Navient CEO Remondi’s salary is the highest among the country’s student loan servicers.
Before President Barack Obama nationalized the student loan business in 2010, Navient’s predecessor, Sallie Mae, was the government’s only major competitor in student lending. Navient was spun out of Sallie Mae in 2014, and Remondi ultimately was named CEO.
Former Navient and Sallie Mae lobbyist Scott Buchanan left after many years at both loan servicers and now heads Washington-based SLSA, the Student Loan Servicing Alliance, which lobbies for federal and private loan servicers and lenders.
This month he testified in front of Congress that SLSA members include nine contractors to the Department of Education, all loan servicers. One is a state agency, six are nonprofit agencies, and two are for-profit corporations.
He also complained that servicers are paid relatively little by their federal government bosses.

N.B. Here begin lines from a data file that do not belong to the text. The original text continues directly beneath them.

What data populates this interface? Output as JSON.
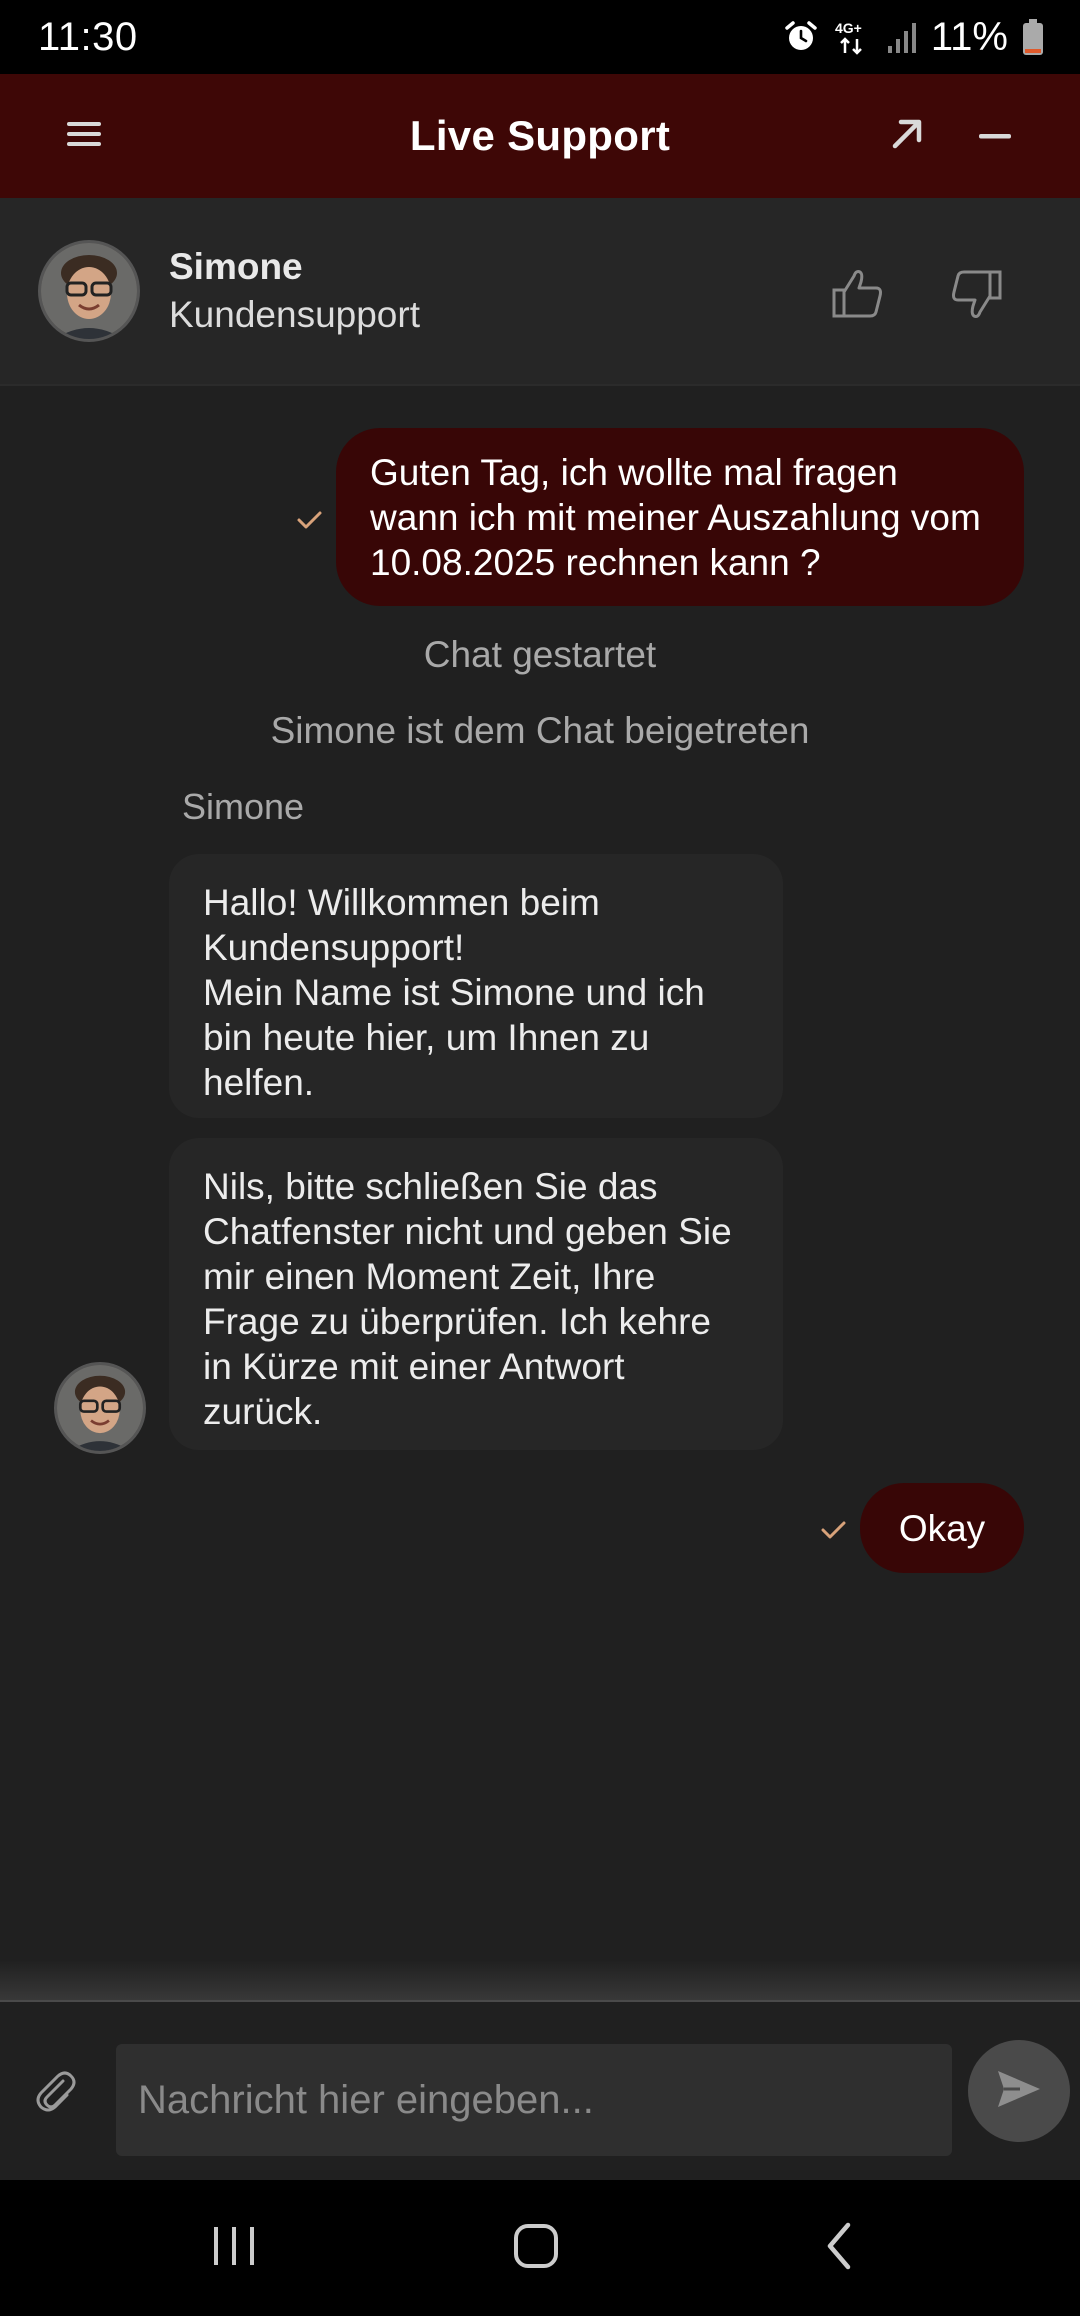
{
  "status_bar": {
    "time": "11:30",
    "network": "4G+",
    "battery": "11%",
    "icons": [
      "alarm-icon",
      "network-4g-icon",
      "signal-icon",
      "battery-low-icon"
    ]
  },
  "header": {
    "title": "Live Support",
    "icons": [
      "menu-icon",
      "expand-icon",
      "minimize-icon"
    ]
  },
  "agent": {
    "name": "Simone",
    "role": "Kundensupport",
    "rating_icons": [
      "thumbs-up-icon",
      "thumbs-down-icon"
    ]
  },
  "messages": {
    "user_1": "Guten Tag, ich wollte mal fragen wann ich mit meiner Auszahlung vom 10.08.2025 rechnen kann ?",
    "system_started": "Chat gestartet",
    "system_joined": "Simone ist dem Chat beigetreten",
    "sender_label": "Simone",
    "agent_1_line1": "Hallo! Willkommen beim Kundensupport!",
    "agent_1_line2": "Mein Name ist Simone und ich bin heute hier, um Ihnen zu helfen.",
    "agent_2": "Nils, bitte schließen Sie das Chatfenster nicht und geben Sie mir einen Moment Zeit, Ihre Frage zu überprüfen. Ich kehre in Kürze mit einer Antwort zurück.",
    "user_2": "Okay"
  },
  "composer": {
    "placeholder": "Nachricht hier eingeben...",
    "value": ""
  },
  "colors": {
    "header_bg": "#3e0706",
    "user_bubble": "#380606",
    "agent_bubble": "#262626",
    "background": "#202020",
    "check": "#d8a27a"
  }
}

“As student loan servicers, we are paid approximately one-fifth of what a mortgage servicer is paid on average to handle a consumer loan that is often far simpler to service in terms of payment options or complexity,” Buchanan testified, calling it a “policy decision of how much and where the federal government wants to invest in the student loan program.”
And yet the CEOs of these servicers — whether for-profit or nonprofit — have rewarded themselves.
Christiana Thornton, CEO of GSRM (Granite State Management & Resources), was awarded over $812,000, according to 2019 data, and her predecessor, Rene Drouin, earned the same amount in 2017.
Student loan servicers contribute so much money to political candidates that the industry has its own category on the campaign-finance tracking website OpenSecrets.org.
Loan servicers spent over $4.4 million lobbying Congress in 2018, down from $5.5 million in 2017, according to OpenSecrets.org.
If nothing else, the CEO salaries and lobbying dollars show just how fiercely the student loan industry will fight legislation it opposes. While servicers lobby for simplification of the loan servicing industry, some such as FedLoan have also donated to water down or eliminate state laws regulating services.
FedLoan spent more than $350,000 in recent years supporting those who lobby against state protections for Pennsylvania students, according to a 2018 study by the American Federation of Teachers.
What’s one possible solution? Force all colleges — public and private — to have some skin in the game on graduation rates, loans, and defaults, said Albert Lord, now-retired head of Sallie Mae, the predecessor to Navient.
Although inflation averages about 2 percent annually, “average student loan balances have grown disproportionately since government took over.… Loan balances are solely the result of tuition growth, totally unrelated to education quality," he said.
"Young persons and their lenders are left to pay and collect large balances while the recipient of the funds, the school, has no enduring interest in how that process plays out over the years.”